Required work: Wherever the string "звонков" shows up in the data below, copy the whole line.

#### Listed records ####

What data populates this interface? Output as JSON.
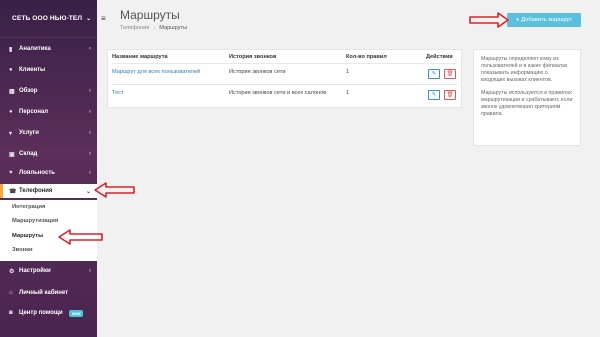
{
  "sidebar": {
    "brand": "СЕТЬ ООО НЬЮ-ТЕЛ",
    "items": [
      {
        "label": "Аналитика",
        "icon": "bar-chart-icon"
      },
      {
        "label": "Клиенты",
        "icon": "users-icon"
      },
      {
        "label": "Обзор",
        "icon": "grid-icon"
      },
      {
        "label": "Персонал",
        "icon": "person-icon"
      },
      {
        "label": "Услуги",
        "icon": "cart-icon"
      },
      {
        "label": "Склад",
        "icon": "box-icon"
      },
      {
        "label": "Лояльность",
        "icon": "heart-icon"
      },
      {
        "label": "Телефония",
        "icon": "phone-icon"
      },
      {
        "label": "Настройки",
        "icon": "gear-icon"
      },
      {
        "label": "Личный кабинет",
        "icon": "home-icon"
      },
      {
        "label": "Центр помощи",
        "icon": "help-icon",
        "badge": "new"
      }
    ],
    "telephony_sub": [
      "Интеграция",
      "Маршрутизация",
      "Маршруты",
      "Звонки"
    ]
  },
  "header": {
    "title": "Маршруты",
    "breadcrumb": [
      "Телефония",
      "Маршруты"
    ],
    "add_button": "Добавить маршрут"
  },
  "table": {
    "columns": [
      "Название маршрута",
      "История звонков",
      "Кол-во правил",
      "Действия"
    ],
    "rows": [
      {
        "name": "Маршрут для всех пользователей",
        "history": "История звонков сети",
        "rules": "1"
      },
      {
        "name": "Тест",
        "history": "История звонков сети и всех салонов",
        "rules": "1"
      }
    ]
  },
  "info": {
    "p1": "Маршруты определяют кому из пользователей и в каких филиалах показывать информацию о входящих вызовах клиентов.",
    "p2": "Маршруты используются в правилах маршрутизации и срабатывают, если звонок удовлетворил критериям правила."
  },
  "colors": {
    "accent": "#5bc0de",
    "sidebar": "#4a2450",
    "active_marker": "#f2a93b",
    "annotation": "#d9232a",
    "link": "#2f7dc8"
  }
}
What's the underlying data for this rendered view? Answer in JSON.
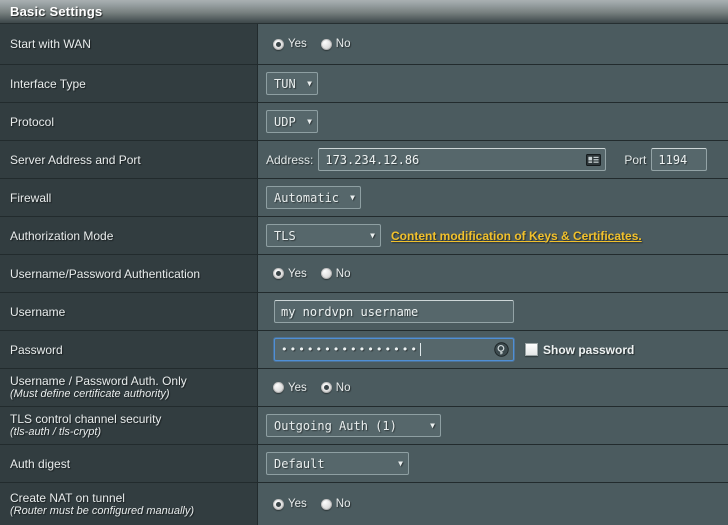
{
  "header": {
    "title": "Basic Settings"
  },
  "colors": {
    "label_column_bg": "#323d40",
    "field_column_bg": "#4b5b5f",
    "row_divider": "#222b2d",
    "link_accent": "#f2c12c",
    "focus_border": "#4f8fd6",
    "text": "#e8ecec"
  },
  "rows": [
    {
      "label": "Start with WAN",
      "sublabel": "",
      "control": "radio",
      "options": [
        "Yes",
        "No"
      ],
      "selected": "Yes"
    },
    {
      "label": "Interface Type",
      "sublabel": "",
      "control": "select",
      "value": "TUN"
    },
    {
      "label": "Protocol",
      "sublabel": "",
      "control": "select",
      "value": "UDP"
    },
    {
      "label": "Server Address and Port",
      "sublabel": "",
      "control": "address-port",
      "address_label": "Address:",
      "address_value": "173.234.12.86",
      "address_icon": "address-card-icon",
      "port_label": "Port",
      "port_value": "1194"
    },
    {
      "label": "Firewall",
      "sublabel": "",
      "control": "select",
      "value": "Automatic"
    },
    {
      "label": "Authorization Mode",
      "sublabel": "",
      "control": "select-link",
      "value": "TLS",
      "link_text": "Content modification of Keys & Certificates."
    },
    {
      "label": "Username/Password Authentication",
      "sublabel": "",
      "control": "radio",
      "options": [
        "Yes",
        "No"
      ],
      "selected": "Yes"
    },
    {
      "label": "Username",
      "sublabel": "",
      "control": "text",
      "value": "my nordvpn username"
    },
    {
      "label": "Password",
      "sublabel": "",
      "control": "password",
      "value": "••••••••••••••••",
      "icon": "key-circle-icon",
      "checkbox_label": "Show password",
      "checkbox_checked": false,
      "focused": true
    },
    {
      "label": "Username / Password Auth. Only",
      "sublabel": "(Must define certificate authority)",
      "control": "radio",
      "options": [
        "Yes",
        "No"
      ],
      "selected": "No"
    },
    {
      "label": "TLS control channel security",
      "sublabel": "(tls-auth / tls-crypt)",
      "control": "select",
      "value": "Outgoing Auth (1)"
    },
    {
      "label": "Auth digest",
      "sublabel": "",
      "control": "select",
      "value": "Default"
    },
    {
      "label": "Create NAT on tunnel",
      "sublabel": "(Router must be configured manually)",
      "control": "radio",
      "options": [
        "Yes",
        "No"
      ],
      "selected": "Yes"
    }
  ]
}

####

Task solution:
      "История звонков",
        "history": "История звонков сети",
        "history": "История звонков сети и всех салонов",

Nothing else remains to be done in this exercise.